Records START
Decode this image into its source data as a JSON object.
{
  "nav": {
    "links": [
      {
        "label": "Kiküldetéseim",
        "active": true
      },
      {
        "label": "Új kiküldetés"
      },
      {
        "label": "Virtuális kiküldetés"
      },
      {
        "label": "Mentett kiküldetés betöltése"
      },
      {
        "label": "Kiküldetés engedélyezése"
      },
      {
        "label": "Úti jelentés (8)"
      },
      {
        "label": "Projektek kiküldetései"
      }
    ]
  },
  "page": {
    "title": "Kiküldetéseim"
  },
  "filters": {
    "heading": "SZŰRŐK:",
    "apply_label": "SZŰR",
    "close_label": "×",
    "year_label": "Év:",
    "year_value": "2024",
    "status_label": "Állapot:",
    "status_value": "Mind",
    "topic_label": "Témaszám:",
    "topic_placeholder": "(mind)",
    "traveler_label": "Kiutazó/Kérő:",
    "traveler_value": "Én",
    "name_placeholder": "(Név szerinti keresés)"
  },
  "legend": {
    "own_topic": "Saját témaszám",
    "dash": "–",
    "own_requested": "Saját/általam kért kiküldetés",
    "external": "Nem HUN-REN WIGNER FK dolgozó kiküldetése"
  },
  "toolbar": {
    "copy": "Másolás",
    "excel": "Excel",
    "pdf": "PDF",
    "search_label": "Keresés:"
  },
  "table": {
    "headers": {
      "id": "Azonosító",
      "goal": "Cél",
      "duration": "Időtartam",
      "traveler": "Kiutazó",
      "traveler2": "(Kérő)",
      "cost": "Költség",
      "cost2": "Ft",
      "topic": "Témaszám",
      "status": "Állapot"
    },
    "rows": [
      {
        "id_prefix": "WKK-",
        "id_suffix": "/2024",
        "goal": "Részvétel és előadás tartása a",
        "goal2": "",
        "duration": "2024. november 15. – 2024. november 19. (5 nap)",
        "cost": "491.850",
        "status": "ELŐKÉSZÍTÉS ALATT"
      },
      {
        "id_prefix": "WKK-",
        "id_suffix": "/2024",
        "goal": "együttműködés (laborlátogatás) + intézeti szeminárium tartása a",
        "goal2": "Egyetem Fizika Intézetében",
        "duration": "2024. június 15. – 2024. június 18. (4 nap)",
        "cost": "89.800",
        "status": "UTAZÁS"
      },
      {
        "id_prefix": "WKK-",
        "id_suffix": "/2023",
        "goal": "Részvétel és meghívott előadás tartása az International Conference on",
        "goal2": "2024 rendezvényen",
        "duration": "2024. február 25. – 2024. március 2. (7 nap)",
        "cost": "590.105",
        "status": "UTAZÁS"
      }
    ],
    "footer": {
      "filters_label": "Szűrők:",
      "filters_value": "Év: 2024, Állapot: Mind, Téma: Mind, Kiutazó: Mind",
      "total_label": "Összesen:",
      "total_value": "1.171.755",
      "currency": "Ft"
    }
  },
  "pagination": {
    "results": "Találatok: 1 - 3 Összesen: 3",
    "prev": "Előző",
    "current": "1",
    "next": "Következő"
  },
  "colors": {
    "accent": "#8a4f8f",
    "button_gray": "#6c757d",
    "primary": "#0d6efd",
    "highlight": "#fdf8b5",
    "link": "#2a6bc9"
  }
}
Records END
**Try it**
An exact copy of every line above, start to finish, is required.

**Your response**
Decode this image into its source data as a JSON object.
{
  "nav": {
    "links": [
      {
        "label": "Kiküldetéseim",
        "active": true
      },
      {
        "label": "Új kiküldetés"
      },
      {
        "label": "Virtuális kiküldetés"
      },
      {
        "label": "Mentett kiküldetés betöltése"
      },
      {
        "label": "Kiküldetés engedélyezése"
      },
      {
        "label": "Úti jelentés (8)"
      },
      {
        "label": "Projektek kiküldetései"
      }
    ]
  },
  "page": {
    "title": "Kiküldetéseim"
  },
  "filters": {
    "heading": "SZŰRŐK:",
    "apply_label": "SZŰR",
    "close_label": "×",
    "year_label": "Év:",
    "year_value": "2024",
    "status_label": "Állapot:",
    "status_value": "Mind",
    "topic_label": "Témaszám:",
    "topic_placeholder": "(mind)",
    "traveler_label": "Kiutazó/Kérő:",
    "traveler_value": "Én",
    "name_placeholder": "(Név szerinti keresés)"
  },
  "legend": {
    "own_topic": "Saját témaszám",
    "dash": "–",
    "own_requested": "Saját/általam kért kiküldetés",
    "external": "Nem HUN-REN WIGNER FK dolgozó kiküldetése"
  },
  "toolbar": {
    "copy": "Másolás",
    "excel": "Excel",
    "pdf": "PDF",
    "search_label": "Keresés:"
  },
  "table": {
    "headers": {
      "id": "Azonosító",
      "goal": "Cél",
      "duration": "Időtartam",
      "traveler": "Kiutazó",
      "traveler2": "(Kérő)",
      "cost": "Költség",
      "cost2": "Ft",
      "topic": "Témaszám",
      "status": "Állapot"
    },
    "rows": [
      {
        "id_prefix": "WKK-",
        "id_suffix": "/2024",
        "goal": "Részvétel és előadás tartása a",
        "goal2": "",
        "duration": "2024. november 15. – 2024. november 19. (5 nap)",
        "cost": "491.850",
        "status": "ELŐKÉSZÍTÉS ALATT"
      },
      {
        "id_prefix": "WKK-",
        "id_suffix": "/2024",
        "goal": "együttműködés (laborlátogatás) + intézeti szeminárium tartása a",
        "goal2": "Egyetem Fizika Intézetében",
        "duration": "2024. június 15. – 2024. június 18. (4 nap)",
        "cost": "89.800",
        "status": "UTAZÁS"
      },
      {
        "id_prefix": "WKK-",
        "id_suffix": "/2023",
        "goal": "Részvétel és meghívott előadás tartása az International Conference on",
        "goal2": "2024 rendezvényen",
        "duration": "2024. február 25. – 2024. március 2. (7 nap)",
        "cost": "590.105",
        "status": "UTAZÁS"
      }
    ],
    "footer": {
      "filters_label": "Szűrők:",
      "filters_value": "Év: 2024, Állapot: Mind, Téma: Mind, Kiutazó: Mind",
      "total_label": "Összesen:",
      "total_value": "1.171.755",
      "currency": "Ft"
    }
  },
  "pagination": {
    "results": "Találatok: 1 - 3 Összesen: 3",
    "prev": "Előző",
    "current": "1",
    "next": "Következő"
  },
  "colors": {
    "accent": "#8a4f8f",
    "button_gray": "#6c757d",
    "primary": "#0d6efd",
    "highlight": "#fdf8b5",
    "link": "#2a6bc9"
  }
}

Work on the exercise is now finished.